So now that we’ve gone through all of this — defining content marketing, getting visitors, generating leads, and creating customers — let’s talk about the glue that holds these vital concepts together.

Let’s talk about tracking.

5. How Can You Track Everything?

Remember when we said a while ago (this blog is getting pretty long, huh?) that there’s a common marketing adage? “I know 50% of my marketing is working, but I don’t know which 50%.”

Content marketing makes that adage obsolete — but only when you track your results.

One of the most common ways to track content marketing success is with something called an attribution model. An attribution model is a way of looking at a prospect’s journey with your company from first-time visitor to long-term customer.

Different attribution models place emphasis on different “steps” of the customer conversion process to emphasize their importance. Some models place all of the emphasis on the “last step” (or the interaction right before someone became a customer), the “first step” (or the original content that engaged a future customer), or any configuration in-between.

This can be important for some businesses, but it’s not always effective for service companies that have a long sales process.

(It’s also not great for business trying content marketing for the first time because you generally start trying to do too much at one time. It can get messy pretty quickly.)

So can you do instead?

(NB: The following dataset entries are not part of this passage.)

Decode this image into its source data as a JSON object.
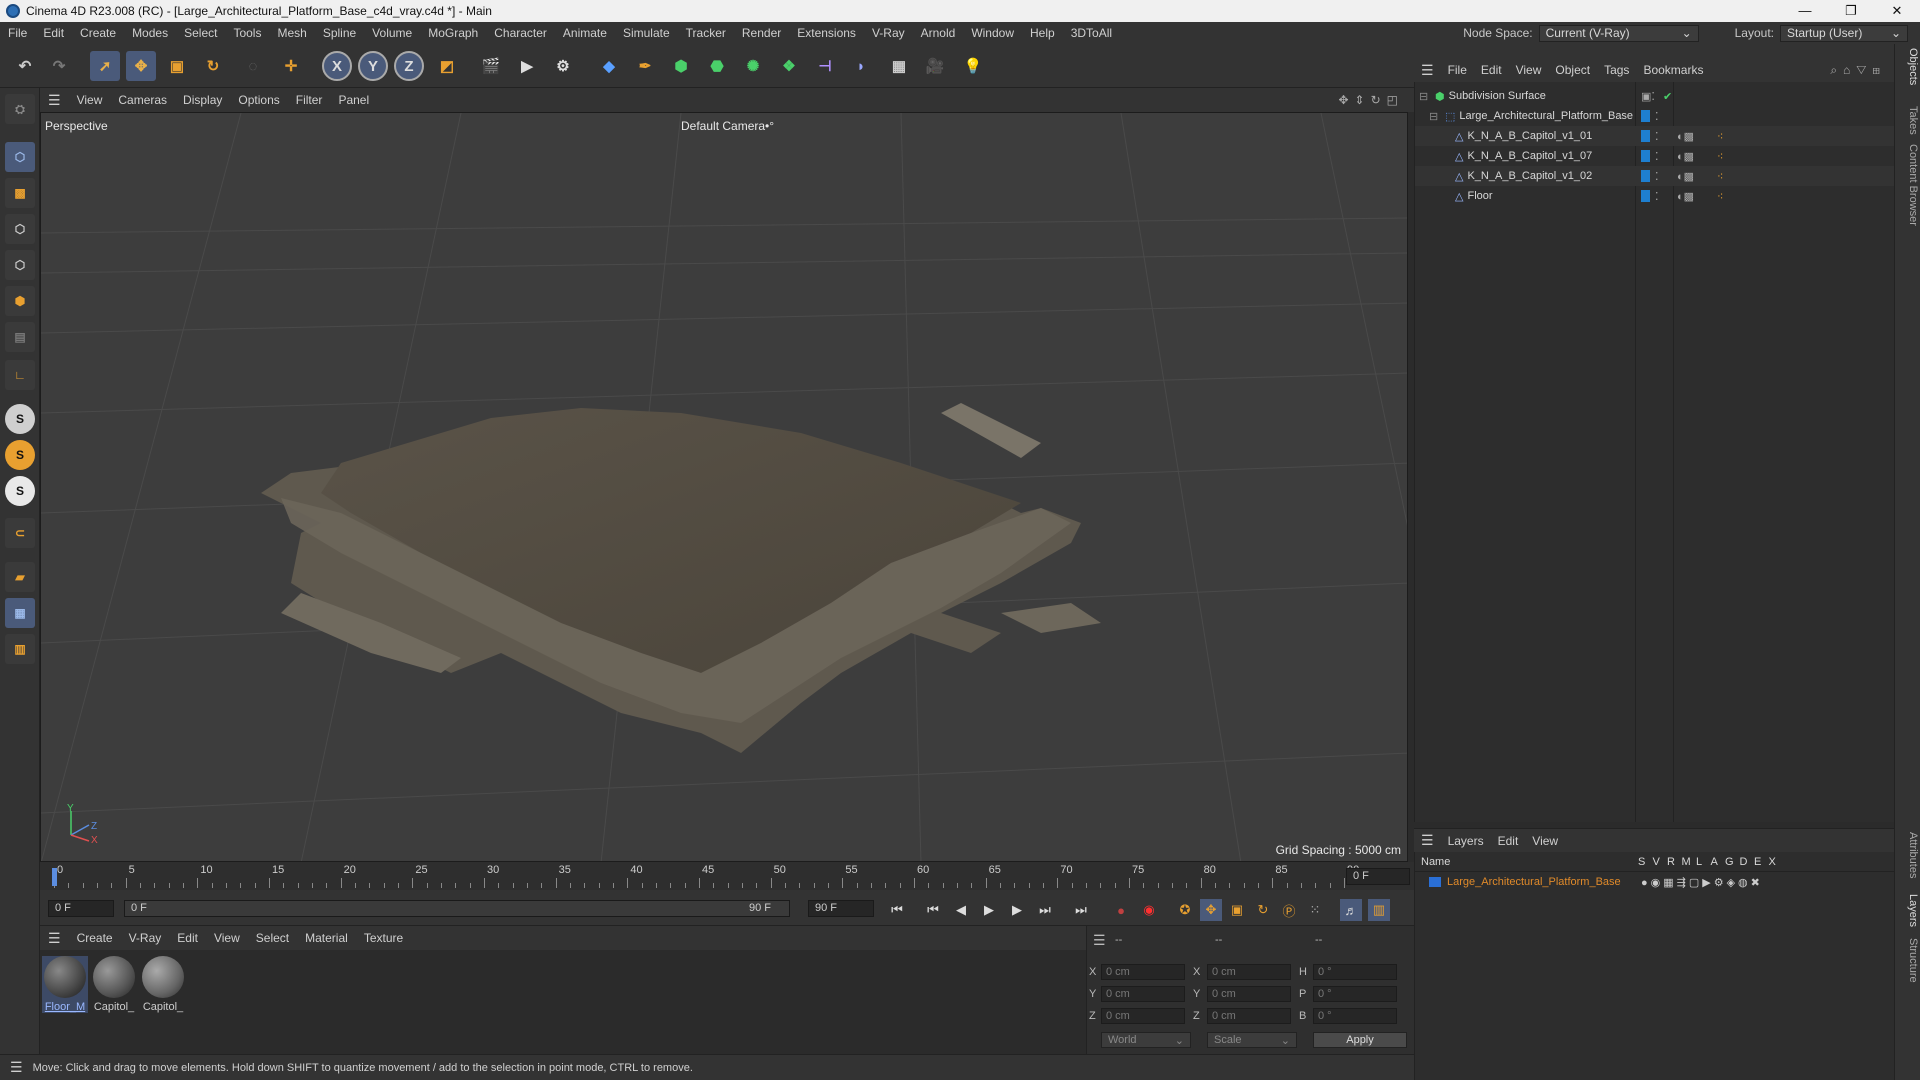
{
  "window": {
    "title": "Cinema 4D R23.008 (RC) - [Large_Architectural_Platform_Base_c4d_vray.c4d *] - Main",
    "controls": [
      "—",
      "❐",
      "✕"
    ]
  },
  "menubar": {
    "items": [
      "File",
      "Edit",
      "Create",
      "Modes",
      "Select",
      "Tools",
      "Mesh",
      "Spline",
      "Volume",
      "MoGraph",
      "Character",
      "Animate",
      "Simulate",
      "Tracker",
      "Render",
      "Extensions",
      "V-Ray",
      "Arnold",
      "Window",
      "Help",
      "3DToAll"
    ],
    "node_space_label": "Node Space:",
    "node_space_value": "Current (V-Ray)",
    "layout_label": "Layout:",
    "layout_value": "Startup (User)"
  },
  "toolbar": {
    "axis_x": "X",
    "axis_y": "Y",
    "axis_z": "Z"
  },
  "lefttools": {
    "s1": "S",
    "s2": "S",
    "s3": "S"
  },
  "viewport": {
    "menu": [
      "View",
      "Cameras",
      "Display",
      "Options",
      "Filter",
      "Panel"
    ],
    "label": "Perspective",
    "camera": "Default Camera",
    "camera_suffix": "•°",
    "grid_spacing": "Grid Spacing : 5000 cm",
    "axis_y": "Y",
    "axis_z": "Z",
    "axis_x": "X"
  },
  "timeline": {
    "ticks": [
      "0",
      "5",
      "10",
      "15",
      "20",
      "25",
      "30",
      "35",
      "40",
      "45",
      "50",
      "55",
      "60",
      "65",
      "70",
      "75",
      "80",
      "85",
      "90"
    ],
    "current_frame": "0 F",
    "start_field": "0 F",
    "range_start": "0 F",
    "range_end": "90 F",
    "end_field": "90 F"
  },
  "materials": {
    "menu": [
      "Create",
      "V-Ray",
      "Edit",
      "View",
      "Select",
      "Material",
      "Texture"
    ],
    "items": [
      {
        "name": "Floor_M"
      },
      {
        "name": "Capitol_"
      },
      {
        "name": "Capitol_"
      }
    ]
  },
  "coords": {
    "header": [
      "--",
      "--",
      "--"
    ],
    "rows": [
      {
        "l1": "X",
        "v1": "0 cm",
        "l2": "X",
        "v2": "0 cm",
        "l3": "H",
        "v3": "0 °"
      },
      {
        "l1": "Y",
        "v1": "0 cm",
        "l2": "Y",
        "v2": "0 cm",
        "l3": "P",
        "v3": "0 °"
      },
      {
        "l1": "Z",
        "v1": "0 cm",
        "l2": "Z",
        "v2": "0 cm",
        "l3": "B",
        "v3": "0 °"
      }
    ],
    "space": "World",
    "mode": "Scale",
    "apply": "Apply"
  },
  "status": "Move: Click and drag to move elements. Hold down SHIFT to quantize movement / add to the selection in point mode, CTRL to remove.",
  "objects": {
    "menu": [
      "File",
      "Edit",
      "View",
      "Object",
      "Tags",
      "Bookmarks"
    ],
    "rows": [
      {
        "name": "Subdivision Surface",
        "indent": 0
      },
      {
        "name": "Large_Architectural_Platform_Base",
        "indent": 1
      },
      {
        "name": "K_N_A_B_Capitol_v1_01",
        "indent": 2
      },
      {
        "name": "K_N_A_B_Capitol_v1_07",
        "indent": 2
      },
      {
        "name": "K_N_A_B_Capitol_v1_02",
        "indent": 2
      },
      {
        "name": "Floor",
        "indent": 2
      }
    ]
  },
  "layers": {
    "menu": [
      "Layers",
      "Edit",
      "View"
    ],
    "name_header": "Name",
    "flags": [
      "S",
      "V",
      "R",
      "M",
      "L",
      "A",
      "G",
      "D",
      "E",
      "X"
    ],
    "rows": [
      {
        "name": "Large_Architectural_Platform_Base",
        "color": "#2a6fd6"
      }
    ]
  },
  "sidetabs": [
    "Objects",
    "Takes",
    "Content Browser",
    "Attributes",
    "Layers",
    "Structure"
  ],
  "colors": {
    "accent": "#5b8de0",
    "layer_text": "#e08a2a",
    "tag_blue": "#1e7fd0"
  }
}
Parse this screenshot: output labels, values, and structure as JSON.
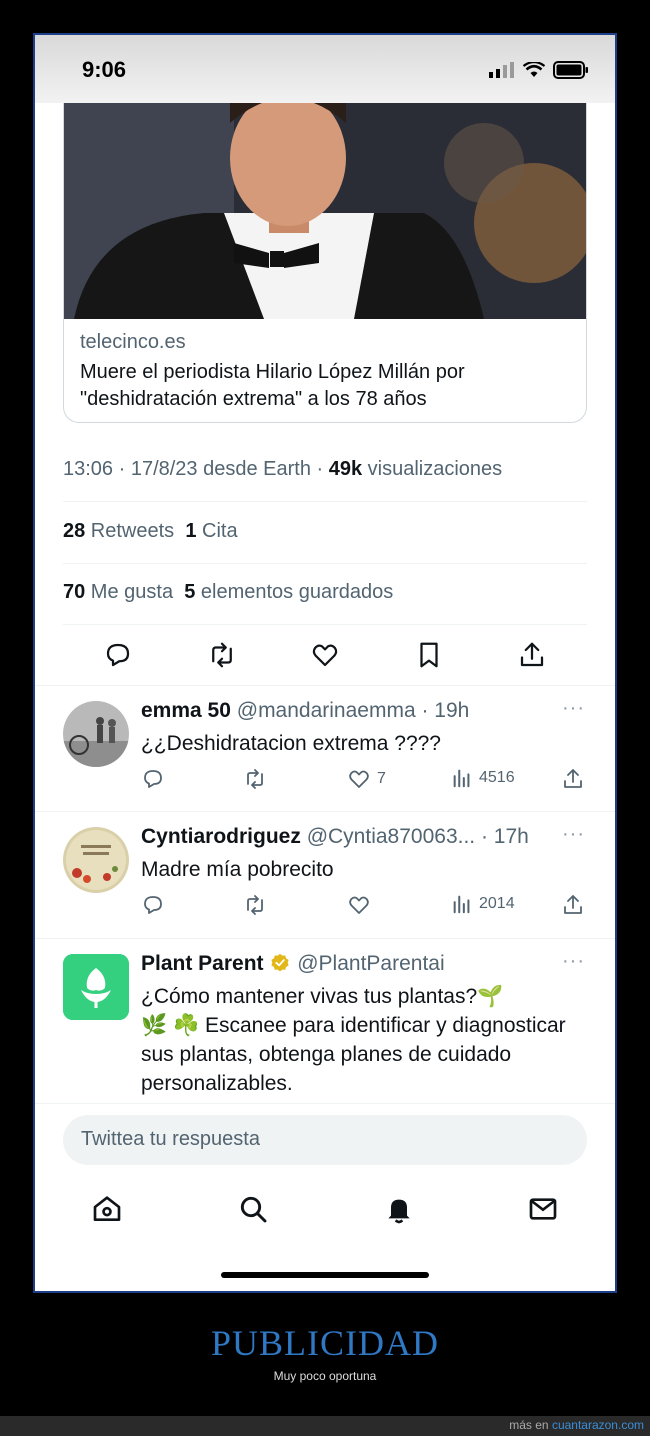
{
  "status_bar": {
    "time": "9:06"
  },
  "card": {
    "domain": "telecinco.es",
    "headline": "Muere el periodista Hilario López Millán por \"deshidratación extrema\" a los 78 años"
  },
  "tweet_meta": {
    "timestamp": "13:06 · 17/8/23 desde Earth · ",
    "views_count": "49k",
    "views_label": " visualizaciones"
  },
  "stats": {
    "retweets_count": "28",
    "retweets_label": " Retweets",
    "quotes_count": "1",
    "quotes_label": " Cita",
    "likes_count": "70",
    "likes_label": " Me gusta",
    "bookmarks_count": "5",
    "bookmarks_label": " elementos guardados"
  },
  "replies": [
    {
      "name": "emma 50",
      "handle": "@mandarinaemma · 19h",
      "text": "¿¿Deshidratacion extrema ????",
      "likes": "7",
      "views": "4516",
      "more": "···"
    },
    {
      "name": "Cyntiarodriguez",
      "handle": "@Cyntia870063... · 17h",
      "text": "Madre mía pobrecito",
      "likes": "",
      "views": "2014",
      "more": "···"
    }
  ],
  "ad": {
    "name": "Plant Parent",
    "handle": "@PlantParentai",
    "text_line1": "¿Cómo mantener vivas tus plantas?🌱",
    "text_line2": "🌿 ☘️ Escanee para identificar y diagnosticar sus plantas, obtenga planes de cuidado personalizables.",
    "more": "···"
  },
  "reply_input": {
    "placeholder": "Twittea tu respuesta"
  },
  "caption": {
    "title": "PUBLICIDAD",
    "subtitle": "Muy poco oportuna"
  },
  "footer": {
    "prefix": "más en ",
    "link": "cuantarazon.com"
  },
  "colors": {
    "accent": "#1d9bf0",
    "text": "#0f1419",
    "muted": "#536471",
    "verified": "#e2b719",
    "caption": "#2f78c4"
  }
}
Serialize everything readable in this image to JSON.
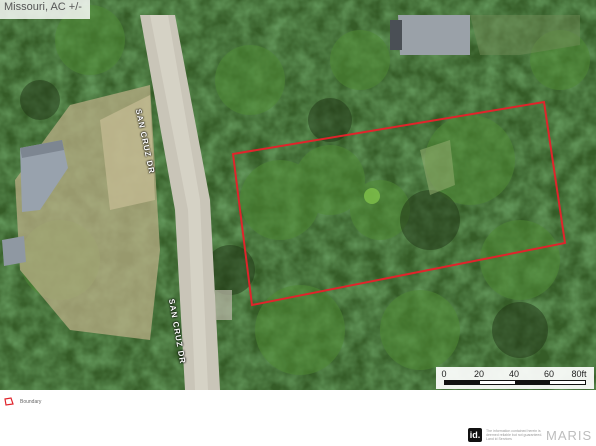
{
  "map": {
    "title": "Missouri,  AC +/-",
    "streets": [
      {
        "name": "SAN CRUZ DR",
        "id": "upper"
      },
      {
        "name": "SAN CRUZ DR",
        "id": "lower"
      }
    ],
    "boundary_color": "#e0242b",
    "imagery": "satellite"
  },
  "scale_bar": {
    "ticks": [
      "0",
      "20",
      "40",
      "60",
      "80ft"
    ]
  },
  "legend": {
    "label": "Boundary",
    "icon": "boundary-polygon-icon"
  },
  "footer": {
    "logo": "id.",
    "disclaimer": "The information contained herein is deemed reliable but not guaranteed. Land id Services",
    "brand": "MARIS"
  }
}
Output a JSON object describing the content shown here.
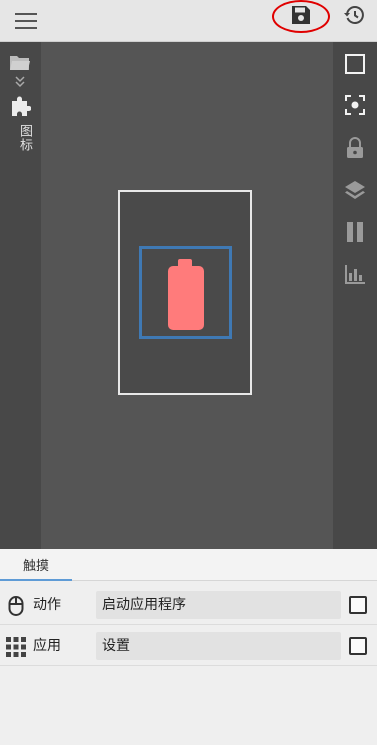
{
  "toolbar": {
    "menu_icon": "hamburger-menu-icon",
    "save_icon": "floppy-disk-icon",
    "history_icon": "history-clock-icon",
    "highlight_color": "#e00000"
  },
  "left_rail": {
    "folder_icon": "folder-icon",
    "collapse_icon": "double-chevron-down-icon",
    "puzzle_icon": "puzzle-piece-icon",
    "label": "图标"
  },
  "right_rail": {
    "icons": [
      "square-outline-icon",
      "focus-frame-icon",
      "lock-icon",
      "layers-icon",
      "pause-icon",
      "bar-chart-icon"
    ]
  },
  "canvas": {
    "selection_color": "#3f79b4",
    "battery_color": "#ff7b7b",
    "widget_icon": "battery-icon"
  },
  "panel": {
    "tab_label": "触摸",
    "rows": [
      {
        "icon": "mouse-icon",
        "label": "动作",
        "value": "启动应用程序",
        "checked": false
      },
      {
        "icon": "app-grid-icon",
        "label": "应用",
        "value": "设置",
        "checked": false
      }
    ]
  }
}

The answer lies in data. Specifically, the data of influence — the ability to see the content that your customers viewed before becoming customers, implying that the content played an important role in their buying decision.

Customer relationship management (CRM) software is great because it lets you track every bit of influence you’ve ever had with a prospect.

It lets you see when they visited your website, what they did on your website, which forms they completed, which emails they opened, and more.

Systems that act like a combination content management system (CMS) and CRM do this especially well. HubSpot is one of the best examples of doing this, so we’ll use them as the example.

In HubSpot’s case, you can take these small bits of data and assess them on a larger scale. You can create lists of your leads who have received certain emails, read certain pages, visited your website in a certain timespan, and much more.

In essence, HubSpot makes it possible to understand the significance of every single step that a prospect takes to converting into a full customer.

As a result, you can see how many customers your content has “influenced,” or played a role in converting.

This influence may have been a first-touch interaction. It may have been the last page on a website someone read before making a purchase.

Regardless, you can know concretely which content contributes to your revenue.

(HubSpot also has some fun ways of doing this by setting up campaigns, topic clusters, and other back-end details, but that’s for another blog post.)

With that, you’re all set.

You’ve successfully connected your content to cash.